  • Implementing enterprise integrated facilities management will require an upfront investment. Demand for cost avoidance savings leads to budget cuts, and implementing new approaches, especially integrating enterprise facility services, will incur a slight increase and change to budget management in short-term facilities spend.

Technologies Power the Smart Building up Today

The technology responsible for the increased level of intelligence used in today's facilities include:

  • Smart, Internet of Things-enabled sensors, sub- load energy monitoring on meters, materials in use, automated systems.
  • Integration of sensors and information-gathering components with an overarching facility management system.
  • Implementation of an advanced computerized maintenance management system (CMMS).
  • Big data analytics that comes through mountains of data to identify correlations and patterns within existing operations and help Facilities Managers understand what went wrong (descriptive), what is going to happen if conditions remain unchanged (predictive) and what needs to happen to achieve an optimal result (prescriptive).

Why Enterprise Integrated Technologies Are Valuable

Humanity is on track to generate more data than anyone can imagine, and the state has great potential, especially for organizations and departments that operate within shrinking budgets, namely facilities management and maintenance management. At the same time, enterprises are growing, and everyone is looking for the best way to stay competitive with Amazon. Thus, more companies are looking to understand their existing operations through the technologies that empower enterprise integrated facilities management.

Consider Enterprise Integrated Facilities Management for Your Organization

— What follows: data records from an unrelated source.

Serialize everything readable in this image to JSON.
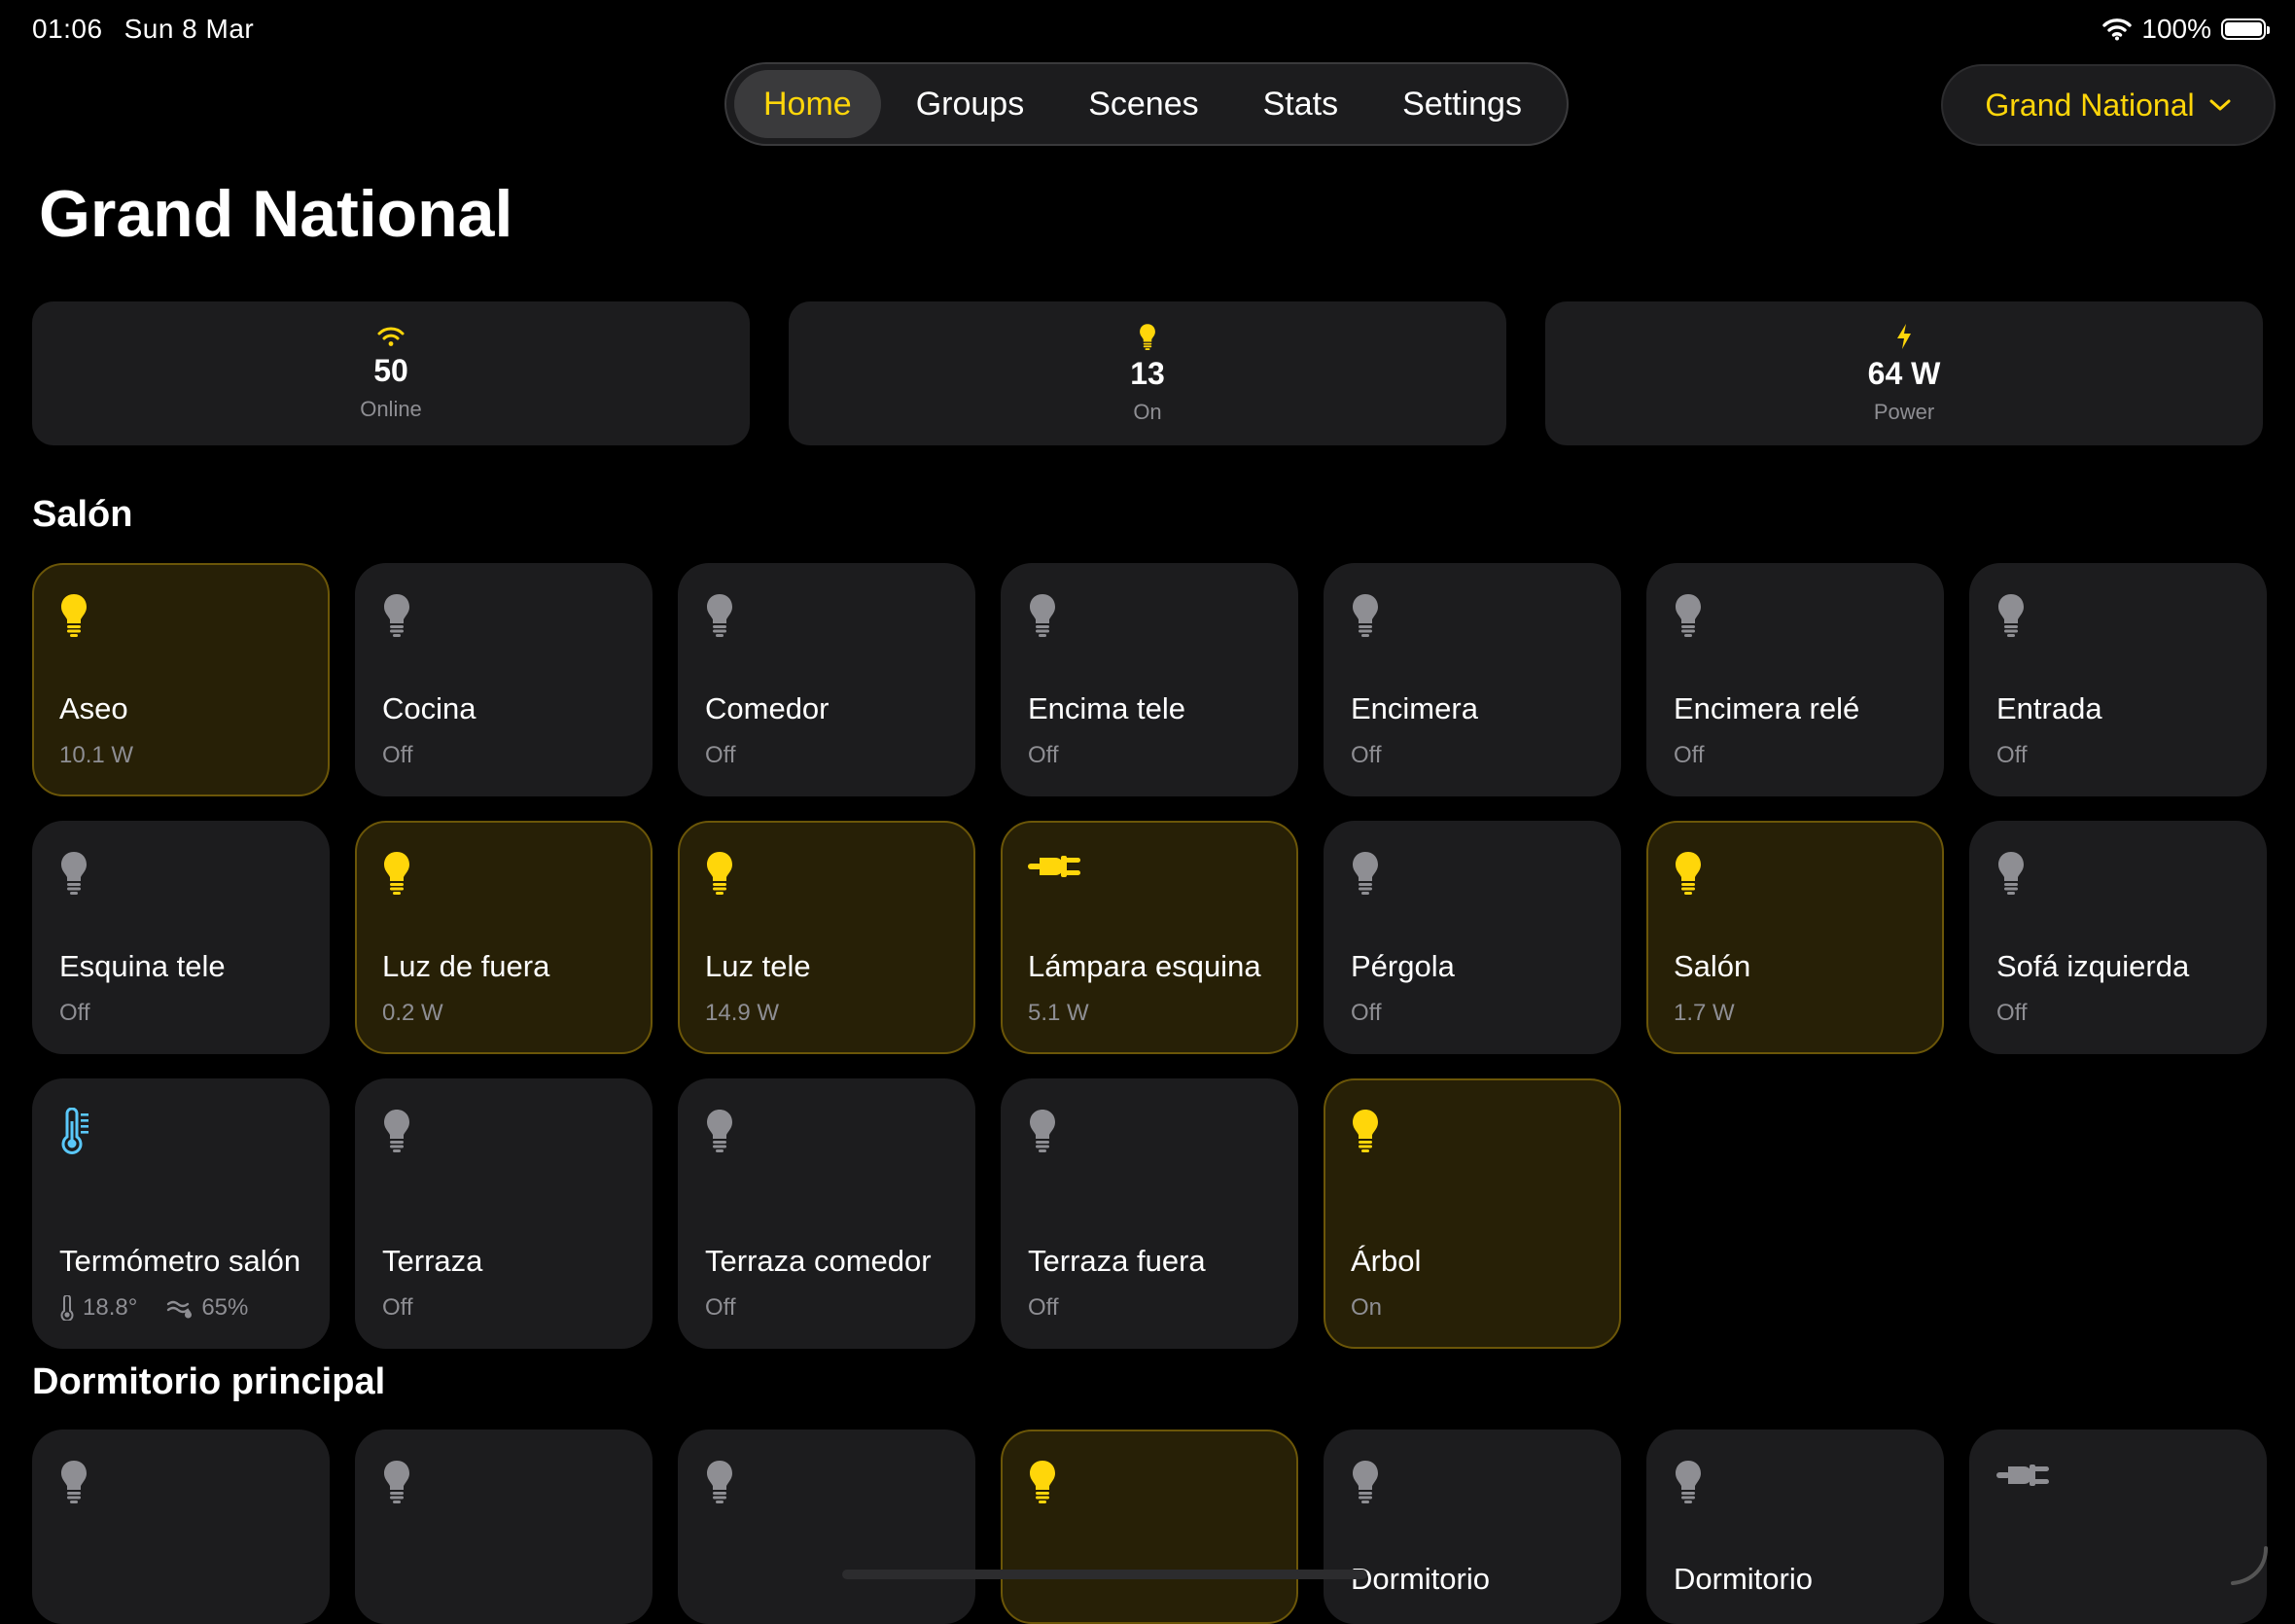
{
  "status": {
    "time": "01:06",
    "date": "Sun 8 Mar",
    "battery": "100%"
  },
  "nav": {
    "tabs": [
      {
        "label": "Home",
        "active": true
      },
      {
        "label": "Groups"
      },
      {
        "label": "Scenes"
      },
      {
        "label": "Stats"
      },
      {
        "label": "Settings"
      }
    ]
  },
  "location": {
    "label": "Grand National"
  },
  "page_title": "Grand National",
  "summary": [
    {
      "icon": "wifi-icon",
      "value": "50",
      "label": "Online"
    },
    {
      "icon": "bulb-icon",
      "value": "13",
      "label": "On"
    },
    {
      "icon": "bolt-icon",
      "value": "64 W",
      "label": "Power"
    }
  ],
  "sections": [
    {
      "title": "Salón",
      "devices": [
        {
          "name": "Aseo",
          "status": "10.1 W",
          "on": true,
          "icon": "bulb-icon"
        },
        {
          "name": "Cocina",
          "status": "Off",
          "on": false,
          "icon": "bulb-icon"
        },
        {
          "name": "Comedor",
          "status": "Off",
          "on": false,
          "icon": "bulb-icon"
        },
        {
          "name": "Encima tele",
          "status": "Off",
          "on": false,
          "icon": "bulb-icon"
        },
        {
          "name": "Encimera",
          "status": "Off",
          "on": false,
          "icon": "bulb-icon"
        },
        {
          "name": "Encimera relé",
          "status": "Off",
          "on": false,
          "icon": "bulb-icon"
        },
        {
          "name": "Entrada",
          "status": "Off",
          "on": false,
          "icon": "bulb-icon"
        },
        {
          "name": "Esquina tele",
          "status": "Off",
          "on": false,
          "icon": "bulb-icon"
        },
        {
          "name": "Luz de fuera",
          "status": "0.2 W",
          "on": true,
          "icon": "bulb-icon"
        },
        {
          "name": "Luz tele",
          "status": "14.9 W",
          "on": true,
          "icon": "bulb-icon"
        },
        {
          "name": "Lámpara esquina",
          "status": "5.1 W",
          "on": true,
          "icon": "plug-icon"
        },
        {
          "name": "Pérgola",
          "status": "Off",
          "on": false,
          "icon": "bulb-icon"
        },
        {
          "name": "Salón",
          "status": "1.7 W",
          "on": true,
          "icon": "bulb-icon"
        },
        {
          "name": "Sofá izquierda",
          "status": "Off",
          "on": false,
          "icon": "bulb-icon"
        },
        {
          "name": "Termómetro salón",
          "on": false,
          "icon": "thermometer-icon",
          "temperature": "18.8°",
          "humidity": "65%"
        },
        {
          "name": "Terraza",
          "status": "Off",
          "on": false,
          "icon": "bulb-icon"
        },
        {
          "name": "Terraza comedor",
          "status": "Off",
          "on": false,
          "icon": "bulb-icon"
        },
        {
          "name": "Terraza fuera",
          "status": "Off",
          "on": false,
          "icon": "bulb-icon"
        },
        {
          "name": "Árbol",
          "status": "On",
          "on": true,
          "icon": "bulb-icon"
        }
      ]
    },
    {
      "title": "Dormitorio principal",
      "devices": [
        {
          "name": "",
          "on": false,
          "icon": "bulb-icon"
        },
        {
          "name": "",
          "on": false,
          "icon": "bulb-icon"
        },
        {
          "name": "",
          "on": false,
          "icon": "bulb-icon"
        },
        {
          "name": "",
          "on": true,
          "icon": "bulb-icon"
        },
        {
          "name": "Dormitorio",
          "on": false,
          "icon": "bulb-icon"
        },
        {
          "name": "Dormitorio",
          "on": false,
          "icon": "bulb-icon"
        },
        {
          "name": "",
          "on": false,
          "icon": "plug-icon"
        }
      ]
    }
  ],
  "colors": {
    "accent": "#ffd60a",
    "tile": "#1c1c1e",
    "tile_on": "#272006",
    "tile_on_border": "#6b5608",
    "muted": "#8e8e93",
    "off_icon": "#8e8e93",
    "thermo": "#5ac8fa"
  }
}
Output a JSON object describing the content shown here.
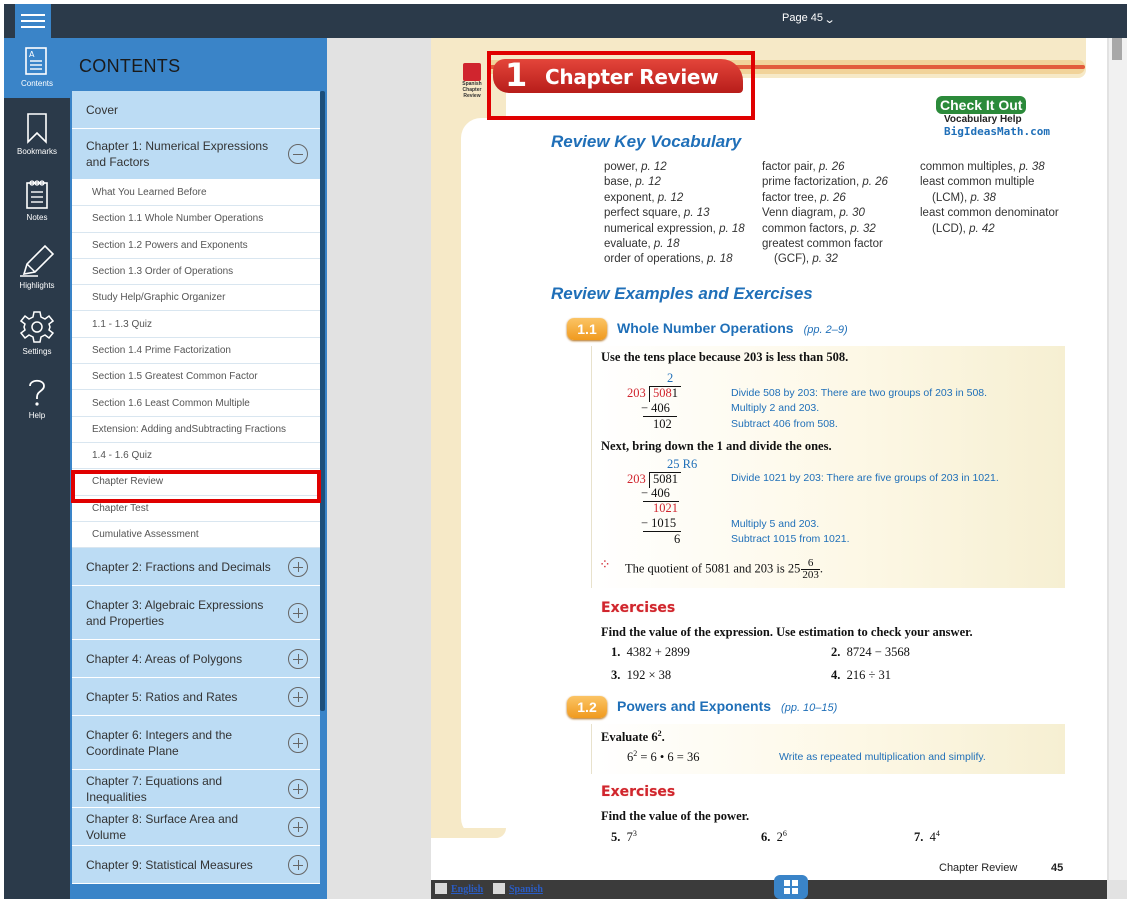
{
  "topbar": {
    "menu_icon": "hamburger-menu-icon",
    "page_label": "Page 45"
  },
  "rail": {
    "items": [
      {
        "label": "Contents",
        "icon": "contents-icon"
      },
      {
        "label": "Bookmarks",
        "icon": "bookmark-icon"
      },
      {
        "label": "Notes",
        "icon": "notes-icon"
      },
      {
        "label": "Highlights",
        "icon": "pencil-icon"
      },
      {
        "label": "Settings",
        "icon": "gear-icon"
      },
      {
        "label": "Help",
        "icon": "question-icon"
      }
    ],
    "active_color": "#3a84c8"
  },
  "contents": {
    "title": "CONTENTS",
    "cover": "Cover",
    "chapter1": {
      "label": "Chapter 1: Numerical Expressions and Factors",
      "sections": [
        "What You Learned Before",
        "Section 1.1 Whole Number Operations",
        "Section 1.2 Powers and Exponents",
        "Section 1.3 Order of Operations",
        "Study Help/Graphic Organizer",
        "1.1 - 1.3 Quiz",
        "Section 1.4 Prime Factorization",
        "Section 1.5 Greatest Common Factor",
        "Section 1.6 Least Common Multiple",
        "Extension: Adding andSubtracting Fractions",
        "1.4 - 1.6 Quiz",
        "Chapter Review",
        "Chapter Test",
        "Cumulative Assessment"
      ]
    },
    "chapters": [
      "Chapter 2: Fractions and Decimals",
      "Chapter 3: Algebraic Expressions and Properties",
      "Chapter 4: Areas of Polygons",
      "Chapter 5: Ratios and Rates",
      "Chapter 6: Integers and the Coordinate Plane",
      "Chapter 7: Equations and Inequalities",
      "Chapter 8: Surface Area and Volume",
      "Chapter 9: Statistical Measures"
    ],
    "highlighted_item": "Chapter Review"
  },
  "book_page": {
    "spanish_label": "Spanish Chapter Review",
    "chapter_number": "1",
    "chapter_title": "Chapter Review",
    "check_it_out": {
      "title": "Check It Out",
      "sub": "Vocabulary Help",
      "site": "BigIdeasMath.com"
    },
    "vocab_heading": "Review Key Vocabulary",
    "vocab": [
      [
        {
          "term": "power,",
          "page": "p. 12"
        },
        {
          "term": "base,",
          "page": "p. 12"
        },
        {
          "term": "exponent,",
          "page": "p. 12"
        },
        {
          "term": "perfect square,",
          "page": "p. 13"
        },
        {
          "term": "numerical expression,",
          "page": "p. 18"
        },
        {
          "term": "evaluate,",
          "page": "p. 18"
        },
        {
          "term": "order of operations,",
          "page": "p. 18"
        }
      ],
      [
        {
          "term": "factor pair,",
          "page": "p. 26"
        },
        {
          "term": "prime factorization,",
          "page": "p. 26"
        },
        {
          "term": "factor tree,",
          "page": "p. 26"
        },
        {
          "term": "Venn diagram,",
          "page": "p. 30"
        },
        {
          "term": "common factors,",
          "page": "p. 32"
        },
        {
          "term": "greatest common factor",
          "page": ""
        },
        {
          "term": "   (GCF),",
          "page": "p. 32"
        }
      ],
      [
        {
          "term": "common multiples,",
          "page": "p. 38"
        },
        {
          "term": "least common multiple",
          "page": ""
        },
        {
          "term": "   (LCM),",
          "page": "p. 38"
        },
        {
          "term": "least common denominator",
          "page": ""
        },
        {
          "term": "   (LCD),",
          "page": "p. 42"
        }
      ]
    ],
    "examples_heading": "Review Examples and Exercises",
    "lesson1": {
      "number": "1.1",
      "title": "Whole Number Operations",
      "pages": "(pp. 2–9)",
      "intro": "Use the tens place because 203 is less than 508.",
      "step1": {
        "quotient": "2",
        "divisor": "203",
        "dividend_lead": "508",
        "dividend_rest": "1",
        "sub": "− 406",
        "remainder": "102",
        "notes": [
          "Divide 508 by 203: There are two groups of 203 in 508.",
          "Multiply 2 and 203.",
          "Subtract 406 from 508."
        ]
      },
      "intro2": "Next, bring down the 1 and divide the ones.",
      "step2": {
        "quotient": "25 R6",
        "divisor": "203",
        "dividend": "5081",
        "sub1": "− 406",
        "brought": "1021",
        "sub2": "− 1015",
        "remainder": "6",
        "notes": [
          "Divide 1021 by 203: There are five groups of 203 in 1021.",
          "Multiply 5 and 203.",
          "Subtract 1015 from 1021."
        ]
      },
      "conclusion": "The quotient of 5081 and 203 is 25",
      "conclusion_frac_num": "6",
      "conclusion_frac_den": "203",
      "exercises_heading": "Exercises",
      "exercises_prompt": "Find the value of the expression. Use estimation to check your answer.",
      "exercises": [
        {
          "n": "1.",
          "expr": "4382 + 2899"
        },
        {
          "n": "2.",
          "expr": "8724 − 3568"
        },
        {
          "n": "3.",
          "expr": "192 × 38"
        },
        {
          "n": "4.",
          "expr": "216 ÷ 31"
        }
      ]
    },
    "lesson2": {
      "number": "1.2",
      "title": "Powers and Exponents",
      "pages": "(pp. 10–15)",
      "intro": "Evaluate 6",
      "intro_exp": "2",
      "work": "6",
      "work_exp": "2",
      "work_rest": " = 6 • 6 = 36",
      "note": "Write as repeated multiplication and simplify.",
      "exercises_heading": "Exercises",
      "exercises_prompt": "Find the value of the power.",
      "exercises": [
        {
          "n": "5.",
          "base": "7",
          "exp": "3"
        },
        {
          "n": "6.",
          "base": "2",
          "exp": "6"
        },
        {
          "n": "7.",
          "base": "4",
          "exp": "4"
        }
      ]
    },
    "footer_label": "Chapter Review",
    "footer_page": "45"
  },
  "bottom_bar": {
    "english": "English",
    "spanish": "Spanish",
    "grid_icon": "grid-icon"
  },
  "colors": {
    "topbar": "#2b3a4a",
    "accent": "#3a84c8",
    "toc_chapter_bg": "#bcdcf4",
    "highlight_box": "#e00000",
    "book_blue": "#1f6fb8",
    "book_red": "#d0252e"
  }
}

Each of the technologies has a similar component. They rely on the latest generation software and hardware to empower Facilities Managers with more knowledge and information to make informed decisions. Also, the connected ability of these assets and systems allows Facilities Managers to expand the reach beyond their immediate physical location, taking advantage of remote monitoring capabilities, working with third-party resource providers and gaining real end-to-end visibility.

Eric Crabb

Eric Crabb